Filter the listing below, keeping only the lines with the word "https".

Start of Data shown

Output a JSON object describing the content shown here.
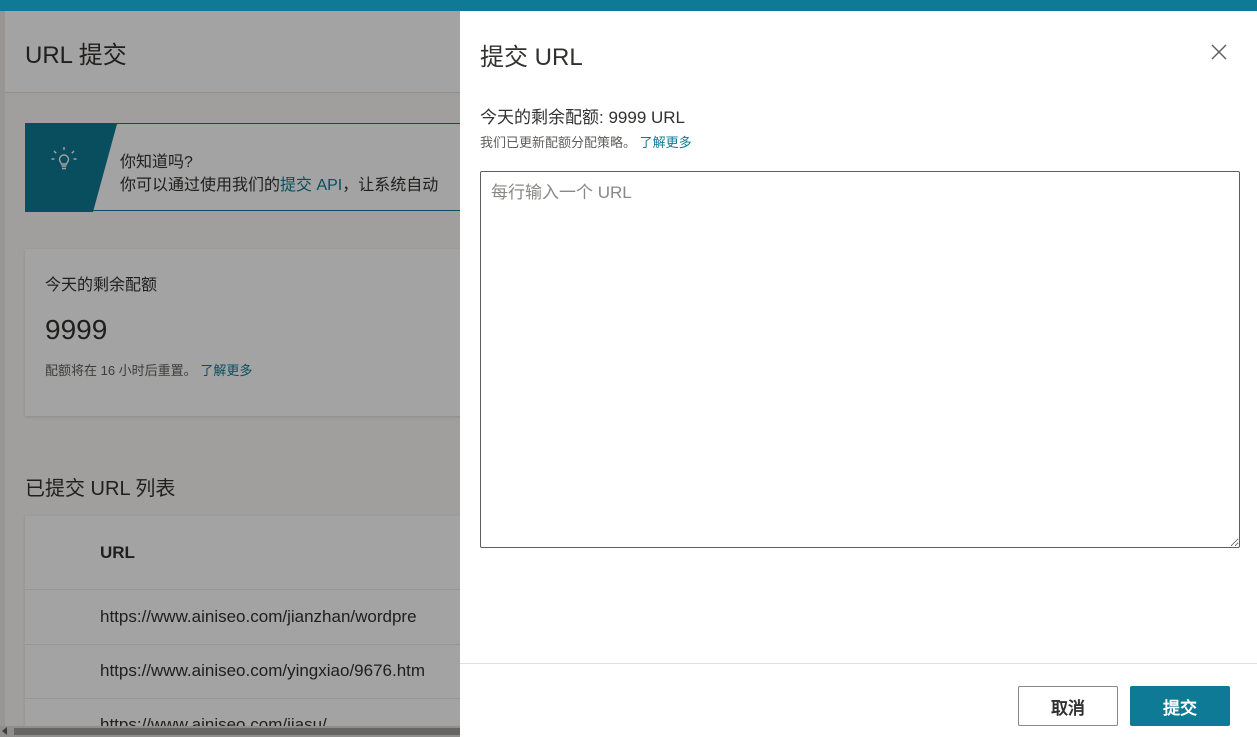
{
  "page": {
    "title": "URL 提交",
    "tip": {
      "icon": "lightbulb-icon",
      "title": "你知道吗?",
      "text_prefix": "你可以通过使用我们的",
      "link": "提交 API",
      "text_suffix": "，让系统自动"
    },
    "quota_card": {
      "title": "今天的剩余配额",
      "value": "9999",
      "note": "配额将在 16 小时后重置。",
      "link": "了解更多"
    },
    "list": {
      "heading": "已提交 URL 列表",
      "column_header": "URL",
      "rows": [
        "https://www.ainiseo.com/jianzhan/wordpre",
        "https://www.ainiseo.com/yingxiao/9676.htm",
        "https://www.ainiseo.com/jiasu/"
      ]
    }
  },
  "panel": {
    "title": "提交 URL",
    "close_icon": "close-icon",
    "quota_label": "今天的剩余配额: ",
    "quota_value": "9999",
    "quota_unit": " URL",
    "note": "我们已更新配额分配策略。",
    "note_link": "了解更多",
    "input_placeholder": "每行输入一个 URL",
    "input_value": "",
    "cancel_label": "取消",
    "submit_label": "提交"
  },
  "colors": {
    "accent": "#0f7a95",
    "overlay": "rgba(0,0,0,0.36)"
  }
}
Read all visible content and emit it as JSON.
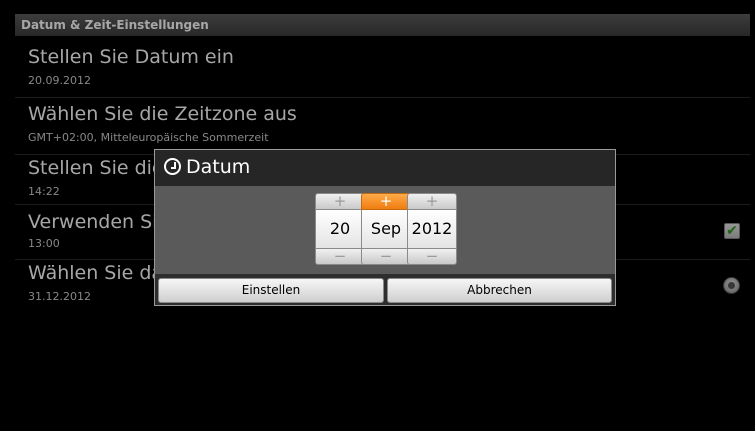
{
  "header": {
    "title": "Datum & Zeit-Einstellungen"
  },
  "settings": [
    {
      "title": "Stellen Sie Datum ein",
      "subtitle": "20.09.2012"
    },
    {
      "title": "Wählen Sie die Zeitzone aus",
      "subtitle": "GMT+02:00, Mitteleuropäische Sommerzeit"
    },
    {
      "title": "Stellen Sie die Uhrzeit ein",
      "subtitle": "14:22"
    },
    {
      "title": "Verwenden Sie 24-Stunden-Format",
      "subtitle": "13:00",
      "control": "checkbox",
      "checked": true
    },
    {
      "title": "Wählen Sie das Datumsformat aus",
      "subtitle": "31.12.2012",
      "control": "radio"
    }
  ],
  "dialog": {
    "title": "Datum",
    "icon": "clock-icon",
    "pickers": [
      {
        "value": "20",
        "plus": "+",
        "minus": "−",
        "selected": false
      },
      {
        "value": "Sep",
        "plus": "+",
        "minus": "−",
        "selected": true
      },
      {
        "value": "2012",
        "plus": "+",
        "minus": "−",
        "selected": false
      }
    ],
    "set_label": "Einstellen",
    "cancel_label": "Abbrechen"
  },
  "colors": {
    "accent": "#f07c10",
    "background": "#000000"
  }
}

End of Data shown

_Answer for the task_
        "https://www.ainiseo.com/jianzhan/wordpre",
        "https://www.ainiseo.com/yingxiao/9676.htm",
        "https://www.ainiseo.com/jiasu/"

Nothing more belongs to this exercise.